Ratification Date: 08 Dec 2016


Keeping livestock in urban and peri-urban areas may present special risks to animals, humans, the environment and livestock industries, and thus:

  1. Land, resources and facilities must be adequate to ensure animal health and welfare.
  2. Access to adequate veterinary care and preventive medicine should be available.
  3. Strategies should be implemented to manage the risk of zoonotic disease.
  4. The biosecurity risks require special attention by owners and veterinarians, and substantial support by government agencies.
  5. Education is essential to raise awareness of the associated risks and stakeholder obligations.

These outcomes require input from a range of veterinary expertise in both government and the private sector. There is substantial public benefit in ensuring that registered veterinarians are available to manage the associated risks, or have access to referral veterinarians able to assist.


The urban and peri-urban environment warrants particular attention because there are often a range of co-existing interests including commercial enterprises, small-holder farms, or livestock being kept as pets or companions. Accordingly, some owners are likely to not have adequate knowledge or experience of animal husbandry or health, or an understanding of the more general implications for human or animal health and welfare arising from their activities. This contributes to the risks identified in this policy.

Importantly, the specific risks may be very different according to the climate, soil properties, water quality and other factors at a particular location, as well as the degree of interaction between commercial and other enterprises, or the adaptation of the particular animal species or type to the location. Further, the health or welfare of animals may be affected by different husbandry activities such as breeding, or the introduction of animals which may be of increased susceptibility to, or carrying, particular infectious, parasitic or other diseases. For example, the introduction of malignant catarrhal fever through apparently healthy sheep.

Matters which may require attention include but are not limited to:

  • appropriate yarding and loading facilities to enable veterinary handling and care when required,
  • the risk of parasitism, nutritional deficiencies or other adverse conditions,
  • protection from attack by dogs or other predators,
  • the management of chemical use,
  • the appropriate notification of disease events, and
  • the risk of transmission of disease from animals to humans in areas where people live in close contact with livestock, or where there may be hazards specific to particular geographic locations, such as Hendra virus.

Urban and peri-urban areas are a potential focus of some diseases of concern to animal industries more generally. The concentration of small holders, a lack of expertise among some and the diversity of livestock which may be present in an area, represent a significant risk for pandemic diseases such as influenza or foot-and-mouth disease (FMD).

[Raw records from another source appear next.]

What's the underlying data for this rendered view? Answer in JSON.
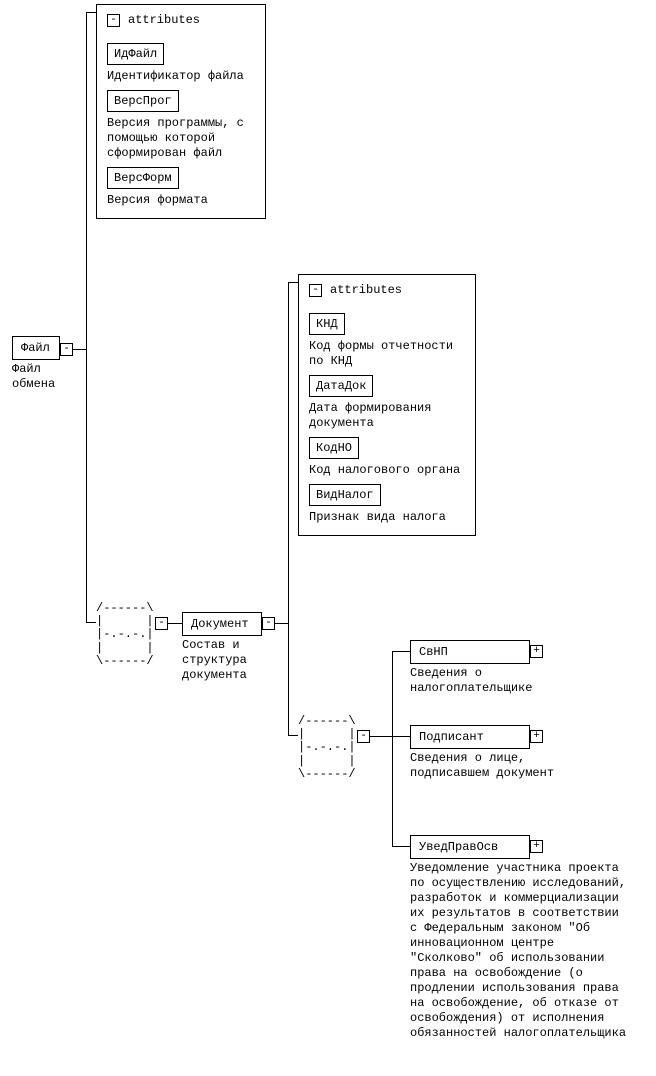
{
  "root": {
    "name": "Файл",
    "desc": "Файл обмена"
  },
  "attr_panel_1": {
    "title": "attributes",
    "items": [
      {
        "name": "ИдФайл",
        "desc": "Идентификатор файла"
      },
      {
        "name": "ВерсПрог",
        "desc": "Версия программы, с помощью которой сформирован файл"
      },
      {
        "name": "ВерсФорм",
        "desc": "Версия формата"
      }
    ]
  },
  "doc_node": {
    "name": "Документ",
    "desc": "Состав и структура документа"
  },
  "attr_panel_2": {
    "title": "attributes",
    "items": [
      {
        "name": "КНД",
        "desc": "Код формы отчетности по КНД"
      },
      {
        "name": "ДатаДок",
        "desc": "Дата формирования документа"
      },
      {
        "name": "КодНО",
        "desc": "Код налогового органа"
      },
      {
        "name": "ВидНалог",
        "desc": "Признак вида налога"
      }
    ]
  },
  "children": {
    "svnp": {
      "name": "СвНП",
      "desc": "Сведения о налогоплательщике"
    },
    "podpisant": {
      "name": "Подписант",
      "desc": "Сведения о лице, подписавшем документ"
    },
    "uved": {
      "name": "УведПравОсв",
      "desc": "Уведомление участника проекта по осуществлению исследований, разработок и коммерциализации их результатов в соответствии с Федеральным законом \"Об инновационном центре \"Сколково\" об использовании права на освобождение (о продлении использования права на освобождение, об отказе от освобождения) от исполнения обязанностей налогоплательщика"
    }
  },
  "glyphs": {
    "minus": "-",
    "plus": "+"
  }
}
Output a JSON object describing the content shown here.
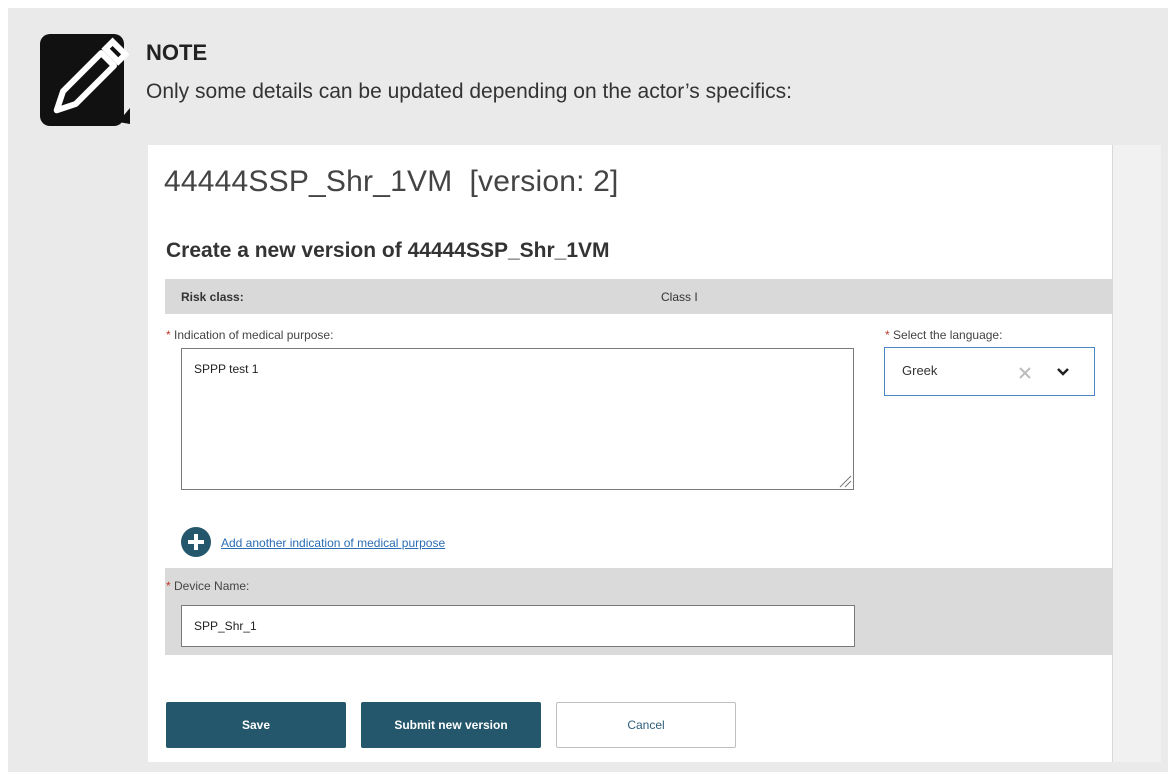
{
  "note": {
    "title": "NOTE",
    "text": "Only some details can be updated depending on the actor’s specifics:",
    "icon": "pencil-icon"
  },
  "form": {
    "page_title": "44444SSP_Shr_1VM  [version: 2]",
    "section_title": "Create a new version of 44444SSP_Shr_1VM",
    "risk_class": {
      "label": "Risk class:",
      "value": "Class I"
    },
    "indication": {
      "required_mark": "*",
      "label": "Indication of medical purpose:",
      "value": "SPPP test 1"
    },
    "language": {
      "required_mark": "*",
      "label": "Select the language:",
      "value": "Greek"
    },
    "add_indication_link": "Add another indication of medical purpose",
    "device_name": {
      "required_mark": "*",
      "label": "Device Name:",
      "value": "SPP_Shr_1"
    },
    "buttons": {
      "save": "Save",
      "submit": "Submit new version",
      "cancel": "Cancel"
    }
  },
  "colors": {
    "primary_button": "#24576b",
    "link": "#2a6db5",
    "required": "#c0392b",
    "note_background": "#eaeaea"
  }
}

In such circumstances, individual veterinarians have an important role in the area in which they practise, not only in the treatment of disease in individuals and groups of animals, but also in providing advice to owners and various regulatory agencies on potentially notifiable diseases.

It is acknowledged that some local and state governments have contributed policy and resources to address issues around livestock kept in urban and peri-urban environments, as well as the public health issues arising from people and stock living in close proximity.


By virtue of their training and their role in the community, veterinarians should be utilised as a resource to inform owners of their obligations and to facilitate compliance with key animal health priorities, including: the ban on the feeding of human food waste to pigs or materials of animal origin to ruminants; Hendra prevention strategies and vaccination; and requirements in relation to animal identification, movement, and for premises to have a property identification code.

Veterinarians have a critical role in helping owners to understand prevention, treatment and management of animal diseases in these circumstances, and this educational outcome will be best achieved by government and private vets working together.


  1. Governments should invest in training of private veterinarians and assist with provision of targeted resources relevant to keeping livestock in urban and peri-urban areas.
  2. Because there is a substantial public benefit in supporting veterinarians to provide veterinary services in these areas and in encouraging small-holders to seek veterinary advice, governments should contribute to strategies to facilitate these actions.